        What happens here is that previously yearly contracts with airlines are now power-by-the-hour (=pax) contracts.
        Airport and airlines are very happy about this.

  • Steve says:

    “The surcharge will, in theory, disappear when passenger volumes return to normal and the backlog of underpayments has been cleared.”
    Yes, I’m sure it will disappear and we won’t be revisiting this when it increases to £10.00 next year and £12.50 in 2023.

    • Ming the Merciless says:

      Similar to Income tax, a temporary tax to help through tough times that never gets removed. (Napoleonic wars from memory)

  • George K says:

    Ripoff Britain. The fee could have been £28.40 and we still wouldn’t be able to do anything about it

    • ChrisC says:

      True but at least it’s out in the open and not hidden in the base fare, airline surcharges or the passenger service fee.

      • kitten says:

        has the regulator sanctioned this? can it be legally challenged?

        other businesses have lost money too but are not in a position to abuse customers when their business suffers an event their business planning and saving alongside any relevant business interruption insurance, should be what they turn to.

        Given the enormous profits made in this business due to being given a monopoly to collect rent off, this is an abuse of monopoly power by Heathrow.

        They should suffer and deal like other businesses have to and should not be allowed to abuse their monopoly position

        • kitten says:

          If they need money to get through this they should turn to their shareholders, restructure, lease out assets etc like other businesses are having to.

          • Dom says:

            Yup. This country is a massive scam. And every political party just loves bending over for the shareholders.

  • Fenny says:

    Good job I have no current plans to fly from LHR. Whether or not it disappears in the future is another matter.

  • babyg says:

    People could vote with their feet (avoid LHR)… but alas people wont, its either too much of a hassle or it would cost more the £8.90 to get to an alternative airport. Whats galling is the profits they make in the good years, only to have nothing in the coffers to ride out the bad years…

    • kitten says:

      exactly. see my comments above.
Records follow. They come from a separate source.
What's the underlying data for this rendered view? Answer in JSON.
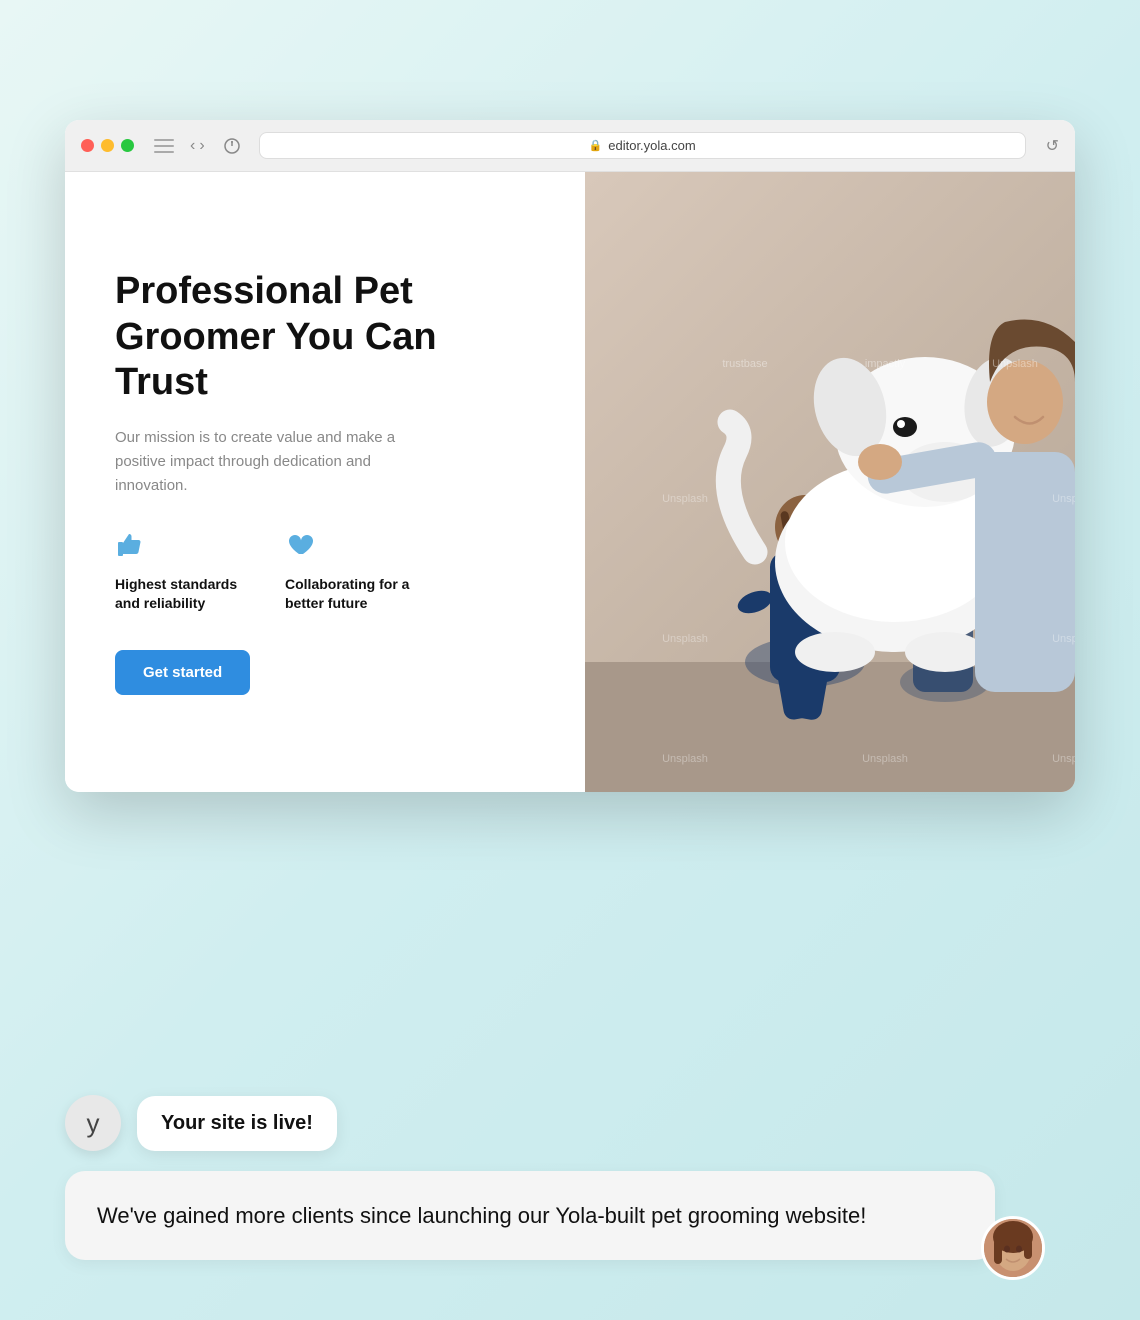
{
  "browser": {
    "url": "editor.yola.com",
    "back_arrow": "‹",
    "forward_arrow": "›",
    "reload": "↺"
  },
  "hero": {
    "title": "Professional Pet Groomer You Can Trust",
    "description": "Our mission is to create value and make a positive impact through dedication and innovation.",
    "feature1_label": "Highest standards and reliability",
    "feature2_label": "Collaborating for a better future",
    "cta_label": "Get started"
  },
  "watermarks": [
    "trustbase",
    "impactly",
    "Unpslash",
    "Unsplash",
    "Unsplash",
    "Unsplash",
    "Unsplash",
    "Unsplash",
    "Unsplash",
    "Unsplash",
    "Unsplash",
    "Unsplash"
  ],
  "chat": {
    "yola_initial": "y",
    "notification_text": "Your site is live!",
    "testimonial_text": "We've gained more clients since launching our Yola-built pet grooming website!"
  }
}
Time the UK stopped the shareholders of UK monopolies they’ve granted taking money in good years then deciding to run bad years on current account that they then abuse their business partners and UK customers to fill.

  • David Cohen says:

    I guess my question is why is it £8.90? What calculations have gone into coming up with that amount? If the PSC can’t be increased without the CAA’s agreement, surely they’re (even more) pointless that I thought they were if they have no powers to prevent Heathrow adding a further charge.

    Finally, the blurb that Heathrow published about this seems to imply it’s at the airlines’ request. However IAG appear to contradict this.

    It would be good to get some confirmation of exactly who asked for this, and where the funds go.

    • Rob says:

      The document does break out fairly well what items are included. What we don’t know is over what period Heathrow is collecting what it is due.

      Does it plan to charge £8.90 for 6 months to recover the underpayments for 2020? Or 12 months? Why not £4.45 for 24 months in that case?

  • DavidB says:

    Yet another reason to not visit the UK when travel becomes possible again. I’ve boycotted your country since the years it introduced those usurious fees on tickets and refuse to give a single pence to visit my ancestral homeland. (It’s bad enough having to endure the disastrous airport that is LHR when connecting onward as a BAGold.)

    • TGLoyalty says:

      Erm you’d pay it on all Heathrow departures including if you were simply flying through on a connection …

The UK's biggest frequent flyer website uses cookies, which you can block via your browser settings. Continuing implies your consent to this policy. Our privacy policy is here.